Wednesday, August 03, 2005

Nasal Spray for Manhattan?

New York City is set to receive $71 million in federal transportation money to untangle traffic jams, convert to cleaner fuels, promote pedestrian safety, and other methods for achieving cleaner air. This is all well and good, but it’s time for New York City to start talking about congestion pricing. Since February 2003, London has had congestion pricing in the central business district during peak hours, and some reports put the reduction in traffic at 30%, greatly improving taxi and bus service, and raising revenue for public transportation. Details of how it works can be found here, but suffice to say that despite initial opposition, congestion pricing is now widely embraced in London and policy makers are even talking about expanding it beyond central London.
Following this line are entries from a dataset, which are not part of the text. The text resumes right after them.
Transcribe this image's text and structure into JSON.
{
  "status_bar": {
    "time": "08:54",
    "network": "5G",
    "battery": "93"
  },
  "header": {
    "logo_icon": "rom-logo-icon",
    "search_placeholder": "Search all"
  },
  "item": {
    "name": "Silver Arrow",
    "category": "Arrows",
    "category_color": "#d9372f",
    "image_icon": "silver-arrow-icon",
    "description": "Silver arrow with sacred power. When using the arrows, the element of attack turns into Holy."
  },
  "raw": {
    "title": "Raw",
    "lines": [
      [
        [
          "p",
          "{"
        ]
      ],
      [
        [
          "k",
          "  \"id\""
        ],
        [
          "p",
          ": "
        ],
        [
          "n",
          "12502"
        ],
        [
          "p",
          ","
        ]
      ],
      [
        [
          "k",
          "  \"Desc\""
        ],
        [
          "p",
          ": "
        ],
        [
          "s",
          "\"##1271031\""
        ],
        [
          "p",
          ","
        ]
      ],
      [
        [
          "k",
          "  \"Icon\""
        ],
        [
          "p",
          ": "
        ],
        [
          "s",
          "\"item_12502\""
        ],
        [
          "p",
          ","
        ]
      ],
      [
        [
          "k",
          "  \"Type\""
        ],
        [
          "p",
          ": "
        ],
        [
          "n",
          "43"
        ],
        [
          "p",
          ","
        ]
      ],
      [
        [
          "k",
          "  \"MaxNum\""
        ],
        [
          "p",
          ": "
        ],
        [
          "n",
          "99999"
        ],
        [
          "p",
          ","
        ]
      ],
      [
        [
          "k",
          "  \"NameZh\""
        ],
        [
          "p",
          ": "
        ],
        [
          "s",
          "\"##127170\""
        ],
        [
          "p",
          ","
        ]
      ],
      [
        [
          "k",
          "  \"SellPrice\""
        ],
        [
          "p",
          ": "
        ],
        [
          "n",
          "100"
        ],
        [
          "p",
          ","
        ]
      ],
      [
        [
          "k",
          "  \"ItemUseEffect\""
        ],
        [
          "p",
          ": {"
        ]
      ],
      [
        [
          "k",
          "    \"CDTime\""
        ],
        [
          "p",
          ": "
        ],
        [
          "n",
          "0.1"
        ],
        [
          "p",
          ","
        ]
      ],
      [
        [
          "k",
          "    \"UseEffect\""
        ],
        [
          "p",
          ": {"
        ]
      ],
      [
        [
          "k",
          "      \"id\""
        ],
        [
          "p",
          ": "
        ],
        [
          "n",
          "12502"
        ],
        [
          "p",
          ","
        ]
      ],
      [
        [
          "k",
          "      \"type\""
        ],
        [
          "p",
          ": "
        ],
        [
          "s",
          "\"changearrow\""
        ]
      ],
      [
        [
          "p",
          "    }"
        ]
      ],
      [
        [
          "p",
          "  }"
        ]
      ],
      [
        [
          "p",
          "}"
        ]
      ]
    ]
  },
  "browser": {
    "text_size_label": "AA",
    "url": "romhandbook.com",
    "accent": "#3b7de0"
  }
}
Look for the Regional Plan Association of New York and New Jersey to start pushing the idea now that the organization came out on the winning side of the West Side stadium battle.